A strange thing happened to me on Tuesday.
A man walked in as I spoke to the doctor and said hello. I said hello back stiffly, to signal my displeasure. He proceeded to turn to the doctor and tell her he was there to sell her some ‘good drugs’. The doctor must have noticed my angry face because she told him to ask for my permission and I declined to give it. He looked shocked; like he would always sell drugs with a patient present, during their consultation.
I have thought about this incident more than once since it happened and especially thought about what it means for health care in a context like the one I was in.
Here I was, in Mathari Hospital, a place whose name is a shorthand for whatever Kenyans perceive madness to be. The sales rep probably imagined that the crazy lady would not be connected enough with reality to object. Well, I was.
There is a notion that poor people want different things when they see a doctor; that they deserve different things. I think that we all deserve the same things: respect, kindness, dignity, honesty, fairness.
I paid, for the consultation with the psychiatrist, KSh 50; same as a person without a college education, a person who is experiencing a psychotic break, a person there for review after being released from a ward.
Today, a friend used a public clinic for the first time. He was astounded by the amount of time he had to wait (4 hours) and by the quality of the medical care (superb) because he had certain assumptions going in.
The way to solve some of the issues that ail our system of health care might then be this: put the educated, the assertive, the privileged in these settings. Task them with interrogating it, testing it, forming it from the inside.
See things change for the better.
Note: This post is part of #CuminWrites366, my year-long attempt to write a post a day. Find the rest over at readability.com/cuminwrites/

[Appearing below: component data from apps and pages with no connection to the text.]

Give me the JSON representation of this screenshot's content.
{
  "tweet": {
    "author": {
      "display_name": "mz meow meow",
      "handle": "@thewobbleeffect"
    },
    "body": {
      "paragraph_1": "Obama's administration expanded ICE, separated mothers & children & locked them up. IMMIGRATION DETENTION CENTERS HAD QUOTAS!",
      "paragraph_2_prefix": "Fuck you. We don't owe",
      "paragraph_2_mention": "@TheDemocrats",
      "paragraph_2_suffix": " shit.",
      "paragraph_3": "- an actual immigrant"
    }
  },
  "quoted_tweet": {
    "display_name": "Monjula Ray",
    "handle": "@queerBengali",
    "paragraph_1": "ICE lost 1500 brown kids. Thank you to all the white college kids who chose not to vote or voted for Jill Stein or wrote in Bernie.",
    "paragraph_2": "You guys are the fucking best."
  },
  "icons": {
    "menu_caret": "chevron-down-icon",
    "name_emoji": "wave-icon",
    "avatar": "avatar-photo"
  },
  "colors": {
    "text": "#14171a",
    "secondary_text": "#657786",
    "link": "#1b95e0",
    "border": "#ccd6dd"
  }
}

Questions, comments, suggestions or healthcare reform ideas? Send them to firstname.lastname@example.org